considerably from month to month, the nature of the variation
depending on the frequency of cutting. In grasses cut
monthly, the minerai content tended to increase towards the
end of the season, while in uncut ryegrass, the mineral
content decreased as the grass matured.
4. treatment with "nitrochalk" increased the calcium and
magnesium contents of grasses throughout the season, and
increased the phosphorus content initially. The effect of
treatment on the clover seemed to depend on the yield and
leafiness of the grass with which it was grown and the
consequent competition between the grass and clover.
5. treatment with heavy dressings of MgSO4.7H2O increased
he magnesium content of ryegrass throughout the season.
. the uptake of minerals varied from species to species
and from month to month throughout the season, the monthly
variation generally following that of the yield. The uptake
of minerals by clover was lower than that of the grasses
/because of the lower yield of the clover. The total seasonal
uptakes of calcium and of phosphorus were greater than the
uptake of magnesium.
7. treatment with "nitrochalk" increased the uptake of all
three elements by both grass and clover.
The mineral content of a sward will therefore depend on
the botanical composition of the sward, the frequency of
cutting, the time of year and tiffe fertiliser treatment.
The experiments with mixed herbage grown for hay and for

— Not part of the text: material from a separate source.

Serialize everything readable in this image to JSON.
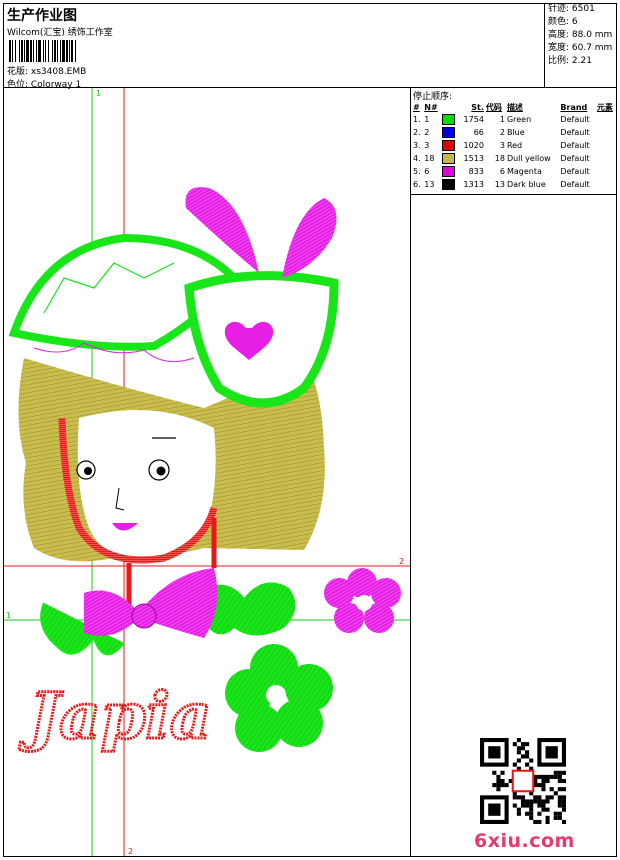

dried grass bore out these results and showed that: -
1. the magnesium content of the herbage depended on the
available magnesium in the soil.
2. the mineral content of herbage decreased with advancing
3. the effect of the fertilisers studied depended not only
on the nature of the fertiliser but also on the mineral status
of the soil to which it was applied and the existing cation:
(a) magnesium sulphate raised the magnesium content of
the herbage, particularly where the soil was low in available
(b) potassium sulphate depressed the magnesium and
phsophorus contents of herbage and in some cases the calcium
(c) potassium -magnesium sulphate had little effect on
the magnesium ani phosphorus contents of herbage, and was
therefore more suitable for use where the soil was low in
The experiments with turnips and kale showed that: -
1. the yield of dry matter and the uptake of minerals in
the leaf was less than that of the roots in turnips and of
the stem in kale.
2. the mineral content of the leaf was higher than that of
the roots in turnips and of the stem in kale.
3. the magnesium content of turnip leaves depended on the
available magnesium in the soil.
4. treatment with potassium -magnesium sulphate increased
¡the dry matter yield of turnip roots where the available
soil magnesium was low, and increased the yield of magnesium
content of kale leaves, and the uptake of magnesium by the